It is accepted that the $500 price point is considered the high range of the beginner’s budget. However, many excellent bass guitars (especially for learning) can be found at lower prices than $500.
Saving a little extra money isn’t such a bad thing for a beginner, especially if you don’t have gear. You’ll inevitably be spending money on accessories, along with an amp if you play the electric bass.
If you really want to be as practical as possible, consider browsing the used marketplace for your bass. This will give you an even more inexpensive opportunity to get your feet wet on the instrument.
With the exception of vintage instruments, used bass guitars will sell for less money than they cost new. This means you could easily find the same exact model you’re considering for even less money.
Of course, you’ll need to be very discerning about the bass’s condition and playability. But for the most part, used instruments can be fairly new, only experiencing some light play over a few years.

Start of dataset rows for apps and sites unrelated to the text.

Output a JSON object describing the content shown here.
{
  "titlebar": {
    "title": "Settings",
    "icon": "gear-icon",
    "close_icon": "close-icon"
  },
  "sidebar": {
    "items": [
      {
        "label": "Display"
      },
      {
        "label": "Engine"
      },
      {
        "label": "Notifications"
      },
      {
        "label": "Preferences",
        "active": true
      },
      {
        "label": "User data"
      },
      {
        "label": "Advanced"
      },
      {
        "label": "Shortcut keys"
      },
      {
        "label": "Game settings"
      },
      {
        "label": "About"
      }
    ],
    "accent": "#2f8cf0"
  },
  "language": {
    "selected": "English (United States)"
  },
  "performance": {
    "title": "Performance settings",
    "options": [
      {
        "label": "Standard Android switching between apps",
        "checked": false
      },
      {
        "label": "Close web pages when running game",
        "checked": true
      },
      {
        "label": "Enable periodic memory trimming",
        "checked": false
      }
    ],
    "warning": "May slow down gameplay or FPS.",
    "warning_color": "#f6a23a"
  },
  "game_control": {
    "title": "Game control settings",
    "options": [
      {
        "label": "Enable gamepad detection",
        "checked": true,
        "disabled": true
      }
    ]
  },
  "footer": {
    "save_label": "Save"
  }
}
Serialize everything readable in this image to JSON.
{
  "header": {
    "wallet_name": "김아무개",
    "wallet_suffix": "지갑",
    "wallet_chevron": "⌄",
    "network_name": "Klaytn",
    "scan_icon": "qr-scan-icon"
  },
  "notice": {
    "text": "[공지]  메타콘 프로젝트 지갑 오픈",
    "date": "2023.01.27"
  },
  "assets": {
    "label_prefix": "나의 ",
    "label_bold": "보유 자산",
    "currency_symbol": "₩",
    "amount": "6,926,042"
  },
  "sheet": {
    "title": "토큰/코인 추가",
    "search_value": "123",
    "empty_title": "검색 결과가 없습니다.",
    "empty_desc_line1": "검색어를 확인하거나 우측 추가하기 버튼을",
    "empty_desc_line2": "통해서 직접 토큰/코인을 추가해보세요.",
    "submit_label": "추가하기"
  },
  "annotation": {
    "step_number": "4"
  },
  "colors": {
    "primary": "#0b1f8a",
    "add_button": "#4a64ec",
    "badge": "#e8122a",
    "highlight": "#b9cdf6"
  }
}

Best Brands For Bass Guitars Under $500
With the number of bass guitars available, it can be difficult to distinguish what is worth your time. When in doubt, it’s always wise to check out the products of the best-known brands.
A good reputation is not easy to come by in the music industry. The following brands have proved themselves time and again, helping to set the standard for beginner-budget bass guitars.
Squier is actually a sister company to the industry giant, Fender. The company was established in an effort to squash out the market of counterfeit Fender instruments during the 1980s.
There was a time when Squier was less-than-desirable, but now its instruments are some of the most recommended. These are essentially Fender designs crafted overseas with cheaper labor and materials for a less expensive price.
Ibanez is a Japanese company that is considered one of the premier guitar and bass companies in the industry. You wouldn’t know it, but Ibanez actually got its start in the 1930s as a guitar-importing/exporting company.
Eventually, Ibanez started crafting its own instruments, and by the 1970s, word quickly spread about its craftsmanship. Today, Ibanez is openly embraced and endorsed by some of the most innovative musicians in modern music.
Best Bass Guitars For Under $500, Final Thoughts
The importance of choosing the right bass cannot be understated. If you make the wrong choice, you’re not going to be very inspired to stick with the instrument.
Be sure to be patient with the process. A little bit of trial and error is needed to learn what your specific needs are.
Eventually, through firsthand experience and a developed ear, you’ll know exactly which bass is right for you.